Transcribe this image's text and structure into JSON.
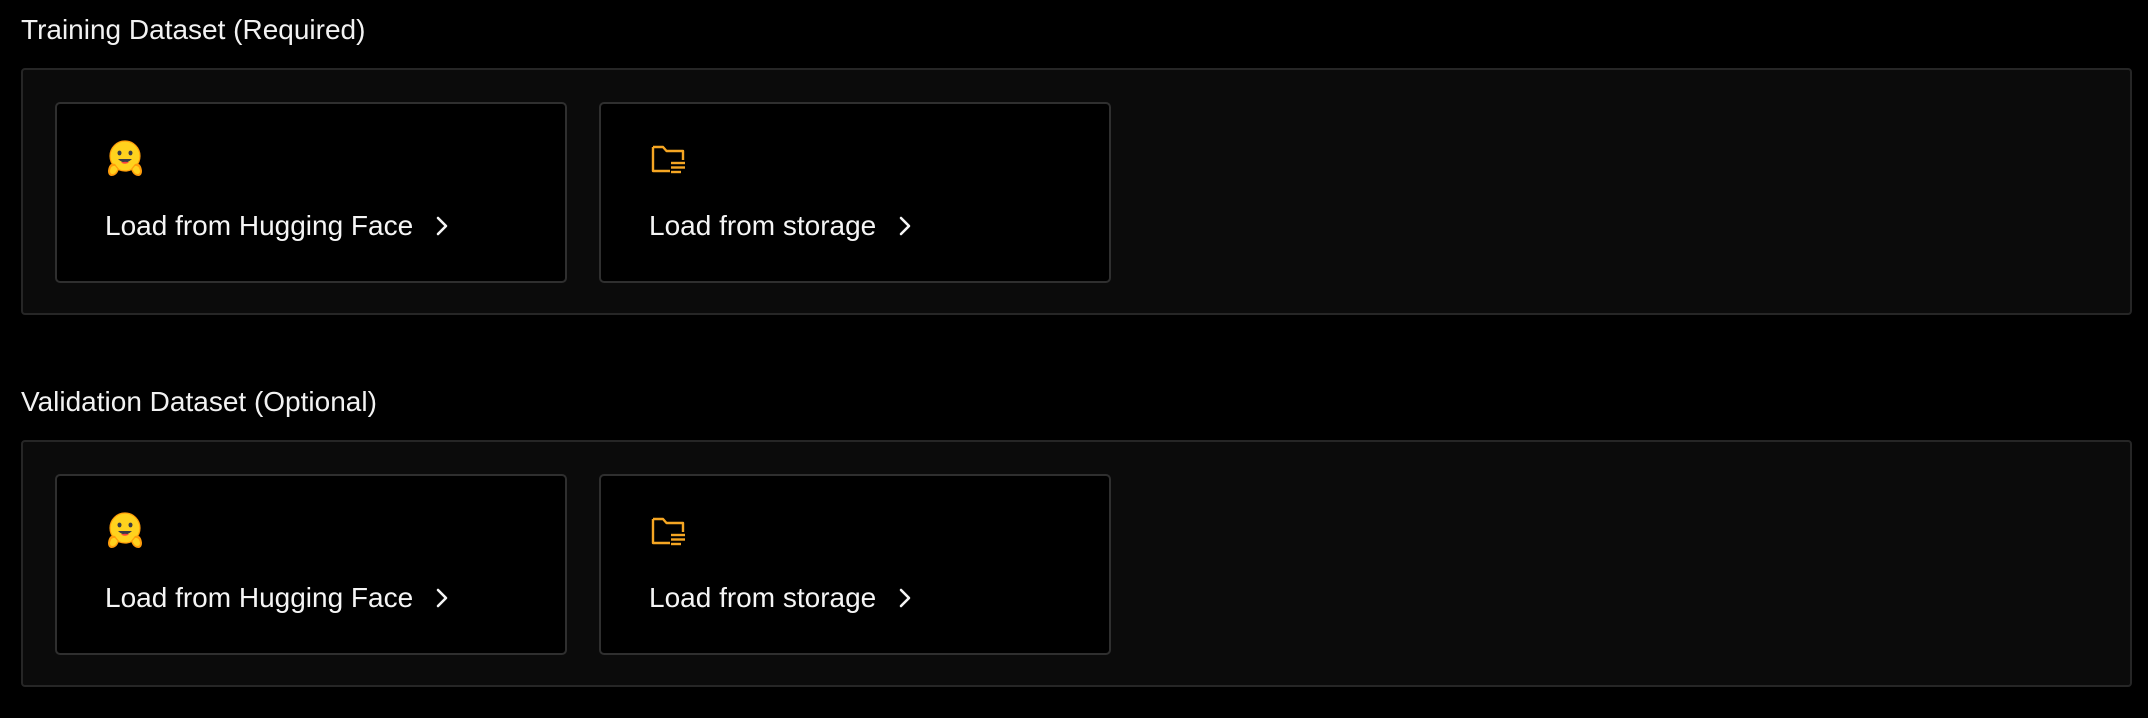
{
  "colors": {
    "background": "#000000",
    "panel": "#0b0b0b",
    "panel_border": "#262626",
    "card_border": "#2f2f2f",
    "folder_icon": "#f5a623",
    "text": "#f5f5f5"
  },
  "training": {
    "title": "Training Dataset (Required)",
    "options": [
      {
        "label": "Load from Hugging Face",
        "icon": "hugging-face-icon"
      },
      {
        "label": "Load from storage",
        "icon": "folder-icon"
      }
    ]
  },
  "validation": {
    "title": "Validation Dataset (Optional)",
    "options": [
      {
        "label": "Load from Hugging Face",
        "icon": "hugging-face-icon"
      },
      {
        "label": "Load from storage",
        "icon": "folder-icon"
      }
    ]
  }
}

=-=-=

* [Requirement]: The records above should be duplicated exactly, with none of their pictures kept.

* [Answer to this problem]:
Transcribe this image's text and structure into JSON.
{
  "colors": {
    "background": "#000000",
    "panel": "#0b0b0b",
    "panel_border": "#262626",
    "card_border": "#2f2f2f",
    "folder_icon": "#f5a623",
    "text": "#f5f5f5"
  },
  "training": {
    "title": "Training Dataset (Required)",
    "options": [
      {
        "label": "Load from Hugging Face",
        "icon": "hugging-face-icon"
      },
      {
        "label": "Load from storage",
        "icon": "folder-icon"
      }
    ]
  },
  "validation": {
    "title": "Validation Dataset (Optional)",
    "options": [
      {
        "label": "Load from Hugging Face",
        "icon": "hugging-face-icon"
      },
      {
        "label": "Load from storage",
        "icon": "folder-icon"
      }
    ]
  }
}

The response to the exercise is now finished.